|Japanese amberjack, Seriola quinqueradiata||136.8||159.7||138.9||140.3||137.1||1.6|
|Nile tilapia, Oreochromis niloticus||1.6||5.3||20.3||49.8||107.4||1.3|
|Barramundi(=Giant seaperch), Lates calcarifer||18.1||27.0||52.7||68.7||105.8||1.3|
|Red drum, Sciaenops ocellatus||2.1||42.4||53.0||71.3||84.3||1|
|Subtotal of 15 major species||1,996.6||2,933.9||3,569.9||5,036.7||6,418.2||77|
A group of 11 NGOs organized into the Financial Transparency Coalition released a report in October 2022 that concluded illegal, unreported, and unregulated (IUU) fishing costs $25 billion a year, as IUU vessels account for up to 20 percent of the global fisheries catch.
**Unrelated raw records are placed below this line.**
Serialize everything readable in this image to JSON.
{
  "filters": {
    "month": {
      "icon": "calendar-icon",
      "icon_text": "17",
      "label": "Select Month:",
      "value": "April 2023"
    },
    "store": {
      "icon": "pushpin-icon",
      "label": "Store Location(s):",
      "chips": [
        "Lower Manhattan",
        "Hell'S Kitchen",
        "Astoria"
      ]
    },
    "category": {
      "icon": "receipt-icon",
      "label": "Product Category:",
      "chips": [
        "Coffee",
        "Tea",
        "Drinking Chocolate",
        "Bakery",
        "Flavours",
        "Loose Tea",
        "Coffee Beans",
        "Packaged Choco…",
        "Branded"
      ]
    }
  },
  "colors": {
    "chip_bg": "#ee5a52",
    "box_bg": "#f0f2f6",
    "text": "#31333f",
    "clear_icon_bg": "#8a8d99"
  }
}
One hotbed for IUU fishing with foreign distant water fishing (DWF) fleets from China and other countries is the West Coast of Africa; eight of the top 10 IUU fishing fleets are Chinese.https://financialtransparency.org/half-illegal-fishing-vessels-operate-africa-majority-chinese-european-new-report/
Appendix Table 1. World fisheries yielded 180 million tons in 2020, half from aquaculture
|Average per year|
|Total world fisheries and aquaculture||110.7||134.3||162.6||178.9||177.4||177.8|
|Per capita apparent consumption (kg)||14.3||16.8||19.5||20.5||20.5||20.2|
|Exports – in quantity||39.6||51.6||61.4||66.8||66.6||59.8|
|Share of exports in total production||35.8%||38.5%||37.7%||37.3%||37.5%||33.7%|
|Exports – in value (USD 1 billion)||46.6||76.4||141.8||165.3||161.8||150.5|
The FAO aims for sustainable fishing